- _PROBLEM TO SOLVE_
For the data below, count the lines that have the string "bottom" and state that number by itself.

- _Extracted records_
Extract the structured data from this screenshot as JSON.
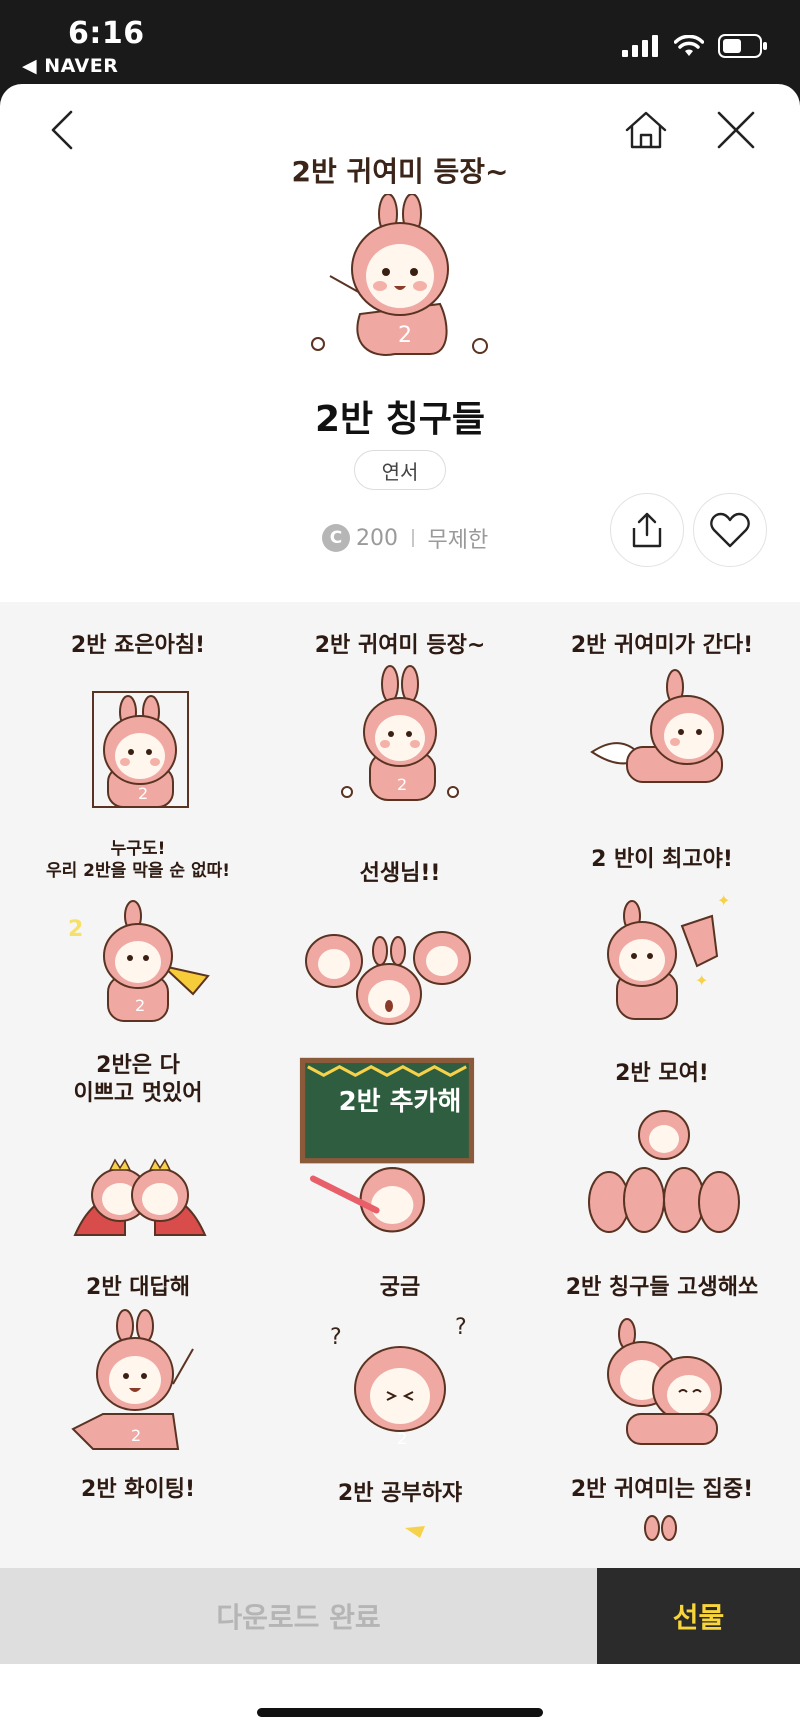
{
  "status_bar": {
    "time": "6:16",
    "back_app": "◀ NAVER"
  },
  "hero": {
    "caption": "2반 귀여미 등장~"
  },
  "title": "2반 칭구들",
  "author": "연서",
  "price": {
    "coin_symbol": "C",
    "amount": "200",
    "duration": "무제한"
  },
  "stickers": [
    {
      "label": "2반 죠은아침!"
    },
    {
      "label": "2반 귀여미 등장~"
    },
    {
      "label": "2반 귀여미가 간다!"
    },
    {
      "label": "누구도!\n우리 2반을 막을 순 없따!"
    },
    {
      "label": "선생님!!"
    },
    {
      "label": "2 반이 최고야!"
    },
    {
      "label": "2반은 다\n이쁘고 멋있어"
    },
    {
      "label": "2반 추카해"
    },
    {
      "label": "2반 모여!"
    },
    {
      "label": "2반 대답해"
    },
    {
      "label": "궁금"
    },
    {
      "label": "2반 칭구들 고생해쏘"
    },
    {
      "label": "2반 화이팅!"
    },
    {
      "label": "2반 공부하쟈"
    },
    {
      "label": "2반 귀여미는 집중!"
    }
  ],
  "bottom": {
    "download_label": "다운로드 완료",
    "gift_label": "선물"
  },
  "colors": {
    "accent_yellow": "#f8d53a",
    "bunny_pink": "#f0a8a3",
    "outline_brown": "#5a3322"
  }
}
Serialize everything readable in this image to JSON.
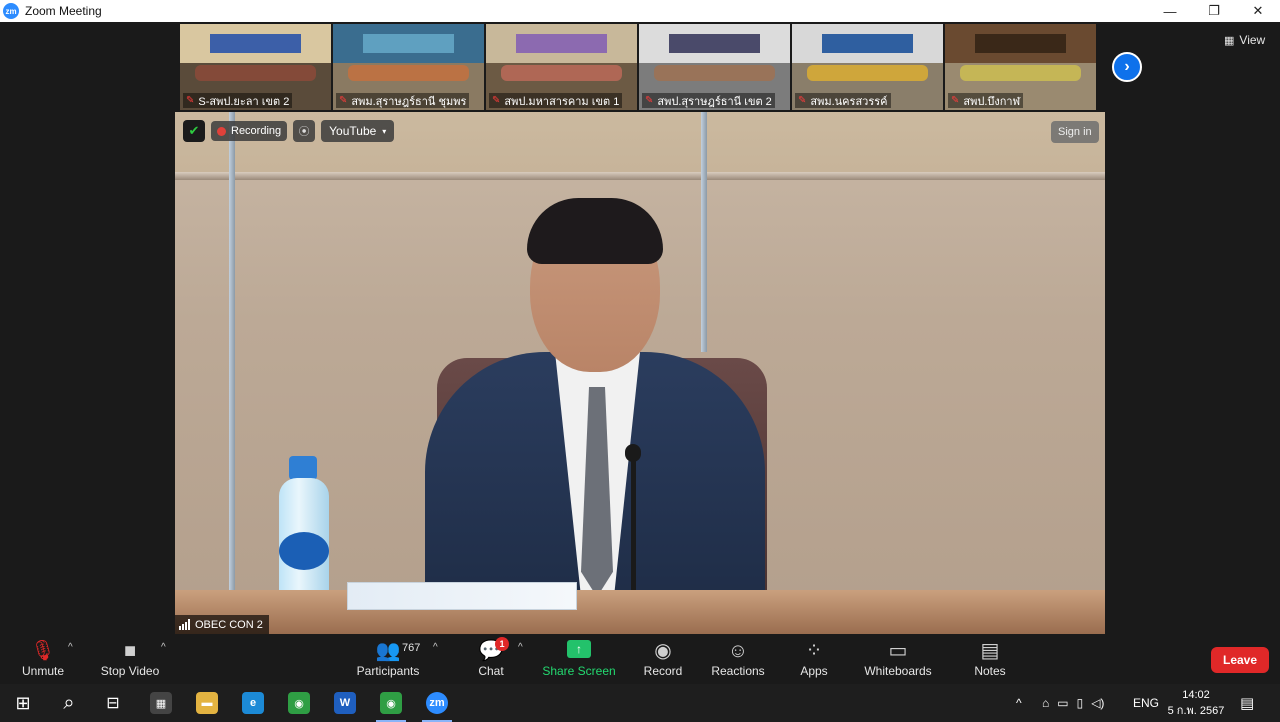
{
  "window": {
    "title": "Zoom Meeting",
    "minimize": "—",
    "restore": "❐",
    "close": "✕"
  },
  "thumbnails": [
    {
      "name": "S-สพป.ยะลา เขต 2",
      "top": "#d9c7a0",
      "bottom": "#5a4b3a",
      "banner": "#3c5fa8",
      "people": "#8f4a3a"
    },
    {
      "name": "สพม.สุราษฎร์ธานี ชุมพร",
      "top": "#3a6d8f",
      "bottom": "#8a7a62",
      "banner": "#5fa0c0",
      "people": "#c7703d"
    },
    {
      "name": "สพป.มหาสารคาม เขต 1",
      "top": "#c8b89a",
      "bottom": "#6c5a44",
      "banner": "#8c6ab0",
      "people": "#c06a5a"
    },
    {
      "name": "สพป.สุราษฎร์ธานี เขต 2",
      "top": "#dcdcdc",
      "bottom": "#7c7c7c",
      "banner": "#4a4a6a",
      "people": "#a07050"
    },
    {
      "name": "สพม.นครสวรรค์",
      "top": "#d8d8d8",
      "bottom": "#8a7e6a",
      "banner": "#2f5fa0",
      "people": "#e0b030"
    },
    {
      "name": "สพป.บึงกาฬ",
      "top": "#6a4a30",
      "bottom": "#9a8a70",
      "banner": "#3a2818",
      "people": "#d0c050"
    }
  ],
  "thumbs_next_icon": "›",
  "view_label": "View",
  "view_icon": "▦",
  "video_overlay": {
    "shield_icon": "✔",
    "recording_label": "Recording",
    "rss_icon": "⦿",
    "youtube_label": "YouTube",
    "youtube_caret": "▾",
    "sign_in_label": "Sign in",
    "speaker_name": "OBEC CON 2"
  },
  "toolbar": {
    "unmute": {
      "label": "Unmute",
      "icon": "🎙"
    },
    "stop_video": {
      "label": "Stop Video",
      "icon": "■"
    },
    "participants": {
      "label": "Participants",
      "icon": "👥",
      "count": "767"
    },
    "chat": {
      "label": "Chat",
      "icon": "💬",
      "badge": "1"
    },
    "share_screen": {
      "label": "Share Screen",
      "icon": "↑"
    },
    "record": {
      "label": "Record",
      "icon": "◉"
    },
    "reactions": {
      "label": "Reactions",
      "icon": "☺"
    },
    "apps": {
      "label": "Apps",
      "icon": "⁘"
    },
    "whiteboards": {
      "label": "Whiteboards",
      "icon": "▭"
    },
    "notes": {
      "label": "Notes",
      "icon": "▤"
    },
    "caret": "^",
    "leave_label": "Leave"
  },
  "taskbar": {
    "start_icon": "⊞",
    "search_icon": "⌕",
    "taskview_icon": "⊟",
    "apps": [
      {
        "name": "qr",
        "glyph": "▦",
        "color": "#444444"
      },
      {
        "name": "explorer",
        "glyph": "▬",
        "color": "#e3b341"
      },
      {
        "name": "edge",
        "glyph": "e",
        "color": "#1c8ad6"
      },
      {
        "name": "chrome",
        "glyph": "◉",
        "color": "#2f9e44"
      },
      {
        "name": "webex",
        "glyph": "W",
        "color": "#1f5fbf"
      },
      {
        "name": "chrome2",
        "glyph": "◉",
        "color": "#2f9e44"
      },
      {
        "name": "zoom",
        "glyph": "zm",
        "color": "#2d8cff"
      }
    ],
    "tray_caret": "^",
    "lang": "ENG",
    "time": "14:02",
    "date": "5 ก.พ. 2567",
    "notif_icon": "▤"
  },
  "colors": {
    "accent": "#2d8cff",
    "leave": "#e02828",
    "share": "#23c26b"
  }
}
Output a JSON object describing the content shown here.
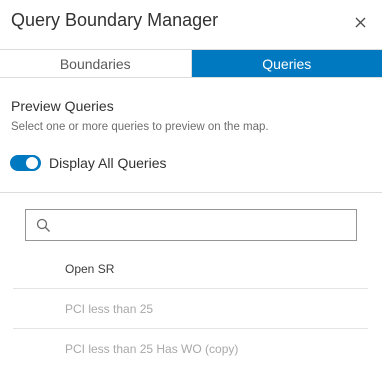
{
  "header": {
    "title": "Query Boundary Manager",
    "close_icon": "close-icon"
  },
  "tabs": [
    {
      "label": "Boundaries",
      "active": false
    },
    {
      "label": "Queries",
      "active": true
    }
  ],
  "preview": {
    "title": "Preview Queries",
    "description": "Select one or more queries to preview on the map.",
    "toggle": {
      "label": "Display All Queries",
      "on": true
    }
  },
  "search": {
    "placeholder": "",
    "value": "",
    "icon": "search-icon"
  },
  "queries": [
    {
      "label": "Open SR",
      "enabled": true
    },
    {
      "label": "PCI less than 25",
      "enabled": false
    },
    {
      "label": "PCI less than 25 Has WO (copy)",
      "enabled": false
    }
  ],
  "colors": {
    "accent": "#0079c1",
    "text": "#323232",
    "muted": "#6e6e6e",
    "disabled": "#a8a8a8",
    "border": "#dcdcdc"
  }
}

- _ANSWER BELOW_
7